═════ Extracted data

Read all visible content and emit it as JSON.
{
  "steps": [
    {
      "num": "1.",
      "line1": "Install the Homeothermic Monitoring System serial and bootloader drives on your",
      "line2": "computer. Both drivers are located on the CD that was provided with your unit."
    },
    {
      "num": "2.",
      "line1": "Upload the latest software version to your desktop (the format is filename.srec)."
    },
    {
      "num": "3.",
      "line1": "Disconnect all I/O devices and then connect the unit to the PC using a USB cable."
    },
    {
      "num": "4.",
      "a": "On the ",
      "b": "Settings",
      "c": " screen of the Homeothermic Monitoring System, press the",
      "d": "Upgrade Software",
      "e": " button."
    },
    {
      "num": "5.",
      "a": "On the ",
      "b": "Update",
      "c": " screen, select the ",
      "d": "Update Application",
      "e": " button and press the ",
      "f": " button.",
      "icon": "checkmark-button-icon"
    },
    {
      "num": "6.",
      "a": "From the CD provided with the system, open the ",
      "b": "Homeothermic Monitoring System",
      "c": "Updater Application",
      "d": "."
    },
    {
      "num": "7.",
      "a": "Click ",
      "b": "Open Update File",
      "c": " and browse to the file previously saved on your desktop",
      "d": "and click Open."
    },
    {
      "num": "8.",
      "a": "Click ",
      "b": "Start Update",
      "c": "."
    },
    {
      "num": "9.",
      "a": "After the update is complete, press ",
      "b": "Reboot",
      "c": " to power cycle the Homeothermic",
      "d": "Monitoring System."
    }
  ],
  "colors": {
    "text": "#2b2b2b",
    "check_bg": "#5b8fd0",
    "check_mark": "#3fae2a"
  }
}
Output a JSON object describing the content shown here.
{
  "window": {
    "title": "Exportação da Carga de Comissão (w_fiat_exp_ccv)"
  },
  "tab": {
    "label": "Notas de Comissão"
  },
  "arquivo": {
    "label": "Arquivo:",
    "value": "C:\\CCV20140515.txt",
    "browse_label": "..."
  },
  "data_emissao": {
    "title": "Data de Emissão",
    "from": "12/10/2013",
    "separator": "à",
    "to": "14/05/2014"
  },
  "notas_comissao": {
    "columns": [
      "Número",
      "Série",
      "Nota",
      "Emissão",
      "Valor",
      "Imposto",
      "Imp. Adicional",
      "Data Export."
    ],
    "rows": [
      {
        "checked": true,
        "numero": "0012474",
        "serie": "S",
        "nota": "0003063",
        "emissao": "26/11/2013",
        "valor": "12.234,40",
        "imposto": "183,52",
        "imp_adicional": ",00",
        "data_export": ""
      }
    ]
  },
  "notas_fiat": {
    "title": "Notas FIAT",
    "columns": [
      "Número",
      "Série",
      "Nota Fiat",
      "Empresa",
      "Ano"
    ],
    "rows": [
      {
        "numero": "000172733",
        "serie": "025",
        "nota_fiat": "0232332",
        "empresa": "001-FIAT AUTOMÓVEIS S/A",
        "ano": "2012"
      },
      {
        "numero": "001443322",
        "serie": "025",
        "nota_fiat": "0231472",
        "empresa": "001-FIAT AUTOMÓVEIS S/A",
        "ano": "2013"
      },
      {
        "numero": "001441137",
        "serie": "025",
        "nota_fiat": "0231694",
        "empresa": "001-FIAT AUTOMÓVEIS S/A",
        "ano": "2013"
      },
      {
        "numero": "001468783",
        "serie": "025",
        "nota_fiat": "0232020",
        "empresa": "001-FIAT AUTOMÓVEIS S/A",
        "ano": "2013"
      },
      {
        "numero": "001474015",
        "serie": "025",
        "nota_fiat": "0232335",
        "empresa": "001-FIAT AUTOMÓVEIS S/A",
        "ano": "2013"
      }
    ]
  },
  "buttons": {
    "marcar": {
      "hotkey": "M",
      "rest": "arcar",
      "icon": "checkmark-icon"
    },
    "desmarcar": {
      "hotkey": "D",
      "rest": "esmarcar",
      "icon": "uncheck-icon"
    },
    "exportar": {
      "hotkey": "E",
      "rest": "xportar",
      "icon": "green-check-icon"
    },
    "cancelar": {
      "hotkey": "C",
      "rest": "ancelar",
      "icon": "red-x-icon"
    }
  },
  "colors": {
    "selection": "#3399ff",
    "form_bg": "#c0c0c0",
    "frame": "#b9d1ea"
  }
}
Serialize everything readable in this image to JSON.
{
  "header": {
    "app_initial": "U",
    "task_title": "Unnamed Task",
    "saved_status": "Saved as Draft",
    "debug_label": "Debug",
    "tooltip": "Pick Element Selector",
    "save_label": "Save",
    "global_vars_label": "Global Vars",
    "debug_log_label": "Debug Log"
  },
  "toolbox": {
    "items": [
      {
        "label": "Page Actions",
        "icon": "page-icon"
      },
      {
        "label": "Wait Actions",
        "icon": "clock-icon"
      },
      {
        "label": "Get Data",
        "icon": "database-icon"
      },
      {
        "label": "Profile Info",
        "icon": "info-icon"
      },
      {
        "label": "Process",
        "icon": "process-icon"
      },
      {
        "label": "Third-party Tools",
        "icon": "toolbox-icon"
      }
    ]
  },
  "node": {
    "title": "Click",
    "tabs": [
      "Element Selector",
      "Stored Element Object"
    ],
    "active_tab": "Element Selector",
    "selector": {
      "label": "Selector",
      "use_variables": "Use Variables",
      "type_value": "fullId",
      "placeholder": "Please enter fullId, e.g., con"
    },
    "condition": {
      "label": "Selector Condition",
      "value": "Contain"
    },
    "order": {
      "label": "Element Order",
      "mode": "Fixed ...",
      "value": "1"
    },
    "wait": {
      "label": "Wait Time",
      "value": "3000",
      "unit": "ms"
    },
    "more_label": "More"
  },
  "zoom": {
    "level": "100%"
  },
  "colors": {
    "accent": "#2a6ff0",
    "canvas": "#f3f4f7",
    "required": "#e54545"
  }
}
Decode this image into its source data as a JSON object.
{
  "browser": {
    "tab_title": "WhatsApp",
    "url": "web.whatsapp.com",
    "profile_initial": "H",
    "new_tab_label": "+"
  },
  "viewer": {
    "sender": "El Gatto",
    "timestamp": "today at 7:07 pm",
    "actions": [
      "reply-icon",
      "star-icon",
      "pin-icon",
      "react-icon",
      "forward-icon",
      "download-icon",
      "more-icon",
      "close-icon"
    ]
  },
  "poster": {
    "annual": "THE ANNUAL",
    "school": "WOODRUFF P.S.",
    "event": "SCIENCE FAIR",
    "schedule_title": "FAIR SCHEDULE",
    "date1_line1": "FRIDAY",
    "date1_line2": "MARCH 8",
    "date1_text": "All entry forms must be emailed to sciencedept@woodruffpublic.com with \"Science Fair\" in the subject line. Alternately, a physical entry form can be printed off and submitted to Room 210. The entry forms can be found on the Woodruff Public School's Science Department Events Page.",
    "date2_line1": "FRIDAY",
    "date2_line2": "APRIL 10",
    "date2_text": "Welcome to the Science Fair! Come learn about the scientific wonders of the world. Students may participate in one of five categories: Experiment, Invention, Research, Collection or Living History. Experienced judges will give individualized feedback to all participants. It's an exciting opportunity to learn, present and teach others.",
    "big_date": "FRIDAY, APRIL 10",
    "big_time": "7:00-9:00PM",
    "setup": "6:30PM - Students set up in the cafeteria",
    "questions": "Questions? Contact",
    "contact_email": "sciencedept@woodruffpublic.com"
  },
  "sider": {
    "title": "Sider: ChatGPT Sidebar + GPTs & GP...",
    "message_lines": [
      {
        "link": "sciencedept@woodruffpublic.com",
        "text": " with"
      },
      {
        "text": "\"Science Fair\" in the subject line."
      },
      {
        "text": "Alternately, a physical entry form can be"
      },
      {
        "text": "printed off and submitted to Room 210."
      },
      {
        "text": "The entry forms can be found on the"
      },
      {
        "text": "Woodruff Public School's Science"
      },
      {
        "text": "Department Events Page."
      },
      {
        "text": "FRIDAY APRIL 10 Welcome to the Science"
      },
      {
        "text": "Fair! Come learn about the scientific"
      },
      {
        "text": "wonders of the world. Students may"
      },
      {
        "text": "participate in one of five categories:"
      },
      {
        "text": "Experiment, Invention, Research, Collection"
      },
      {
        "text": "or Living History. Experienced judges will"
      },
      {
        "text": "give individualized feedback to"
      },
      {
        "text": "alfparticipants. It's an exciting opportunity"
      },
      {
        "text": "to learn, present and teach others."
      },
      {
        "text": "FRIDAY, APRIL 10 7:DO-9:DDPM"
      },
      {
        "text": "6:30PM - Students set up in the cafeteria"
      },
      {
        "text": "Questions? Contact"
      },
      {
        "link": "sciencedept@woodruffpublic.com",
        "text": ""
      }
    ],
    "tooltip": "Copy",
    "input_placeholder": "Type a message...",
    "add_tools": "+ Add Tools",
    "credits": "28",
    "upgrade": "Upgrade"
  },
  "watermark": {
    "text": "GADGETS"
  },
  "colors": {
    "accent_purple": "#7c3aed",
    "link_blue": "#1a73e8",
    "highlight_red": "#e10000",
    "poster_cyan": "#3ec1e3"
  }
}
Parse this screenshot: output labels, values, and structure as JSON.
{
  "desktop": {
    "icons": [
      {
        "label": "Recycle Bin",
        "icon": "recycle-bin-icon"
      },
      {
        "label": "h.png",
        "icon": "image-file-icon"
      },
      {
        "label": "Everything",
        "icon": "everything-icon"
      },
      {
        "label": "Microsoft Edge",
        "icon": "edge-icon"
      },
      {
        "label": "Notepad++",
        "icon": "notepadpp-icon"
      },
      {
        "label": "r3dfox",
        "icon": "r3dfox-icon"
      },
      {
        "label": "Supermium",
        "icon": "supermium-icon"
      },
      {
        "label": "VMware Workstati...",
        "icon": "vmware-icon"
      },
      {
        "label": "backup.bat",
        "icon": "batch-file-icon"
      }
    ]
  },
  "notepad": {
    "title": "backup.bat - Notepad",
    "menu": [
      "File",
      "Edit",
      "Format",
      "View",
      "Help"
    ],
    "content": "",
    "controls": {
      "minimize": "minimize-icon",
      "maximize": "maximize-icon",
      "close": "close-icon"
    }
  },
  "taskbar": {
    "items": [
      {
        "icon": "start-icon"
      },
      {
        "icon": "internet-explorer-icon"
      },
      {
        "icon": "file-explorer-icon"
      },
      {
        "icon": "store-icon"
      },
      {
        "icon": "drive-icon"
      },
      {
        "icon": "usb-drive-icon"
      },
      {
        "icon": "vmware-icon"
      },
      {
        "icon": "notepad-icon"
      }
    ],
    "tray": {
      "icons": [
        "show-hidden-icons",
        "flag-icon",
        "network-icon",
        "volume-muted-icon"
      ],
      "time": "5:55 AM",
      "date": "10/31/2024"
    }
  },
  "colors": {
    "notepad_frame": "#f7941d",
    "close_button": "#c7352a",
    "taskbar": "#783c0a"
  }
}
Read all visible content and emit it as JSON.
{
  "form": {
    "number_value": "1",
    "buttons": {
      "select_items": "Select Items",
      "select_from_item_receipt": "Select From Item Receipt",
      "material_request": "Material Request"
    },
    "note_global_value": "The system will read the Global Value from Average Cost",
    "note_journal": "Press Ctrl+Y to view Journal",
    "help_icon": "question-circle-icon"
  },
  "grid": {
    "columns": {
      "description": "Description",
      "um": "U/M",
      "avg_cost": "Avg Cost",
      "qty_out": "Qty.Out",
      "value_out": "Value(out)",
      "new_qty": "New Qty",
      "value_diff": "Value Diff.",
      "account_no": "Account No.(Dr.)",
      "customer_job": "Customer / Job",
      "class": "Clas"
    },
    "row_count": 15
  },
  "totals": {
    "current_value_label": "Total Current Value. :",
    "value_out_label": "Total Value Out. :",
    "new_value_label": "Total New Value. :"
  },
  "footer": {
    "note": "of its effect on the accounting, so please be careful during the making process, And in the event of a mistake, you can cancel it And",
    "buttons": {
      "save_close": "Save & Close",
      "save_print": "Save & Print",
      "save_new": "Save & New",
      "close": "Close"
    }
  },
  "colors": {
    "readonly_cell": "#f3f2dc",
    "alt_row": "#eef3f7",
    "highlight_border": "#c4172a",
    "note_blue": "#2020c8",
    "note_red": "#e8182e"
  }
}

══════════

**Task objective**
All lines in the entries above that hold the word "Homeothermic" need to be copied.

**Exercise response**
      "line1": "Install the Homeothermic Monitoring System serial and bootloader drives on your",
      "c": " screen of the Homeothermic Monitoring System, press the",
      "b": "Homeothermic Monitoring System",
      "c": " to power cycle the Homeothermic",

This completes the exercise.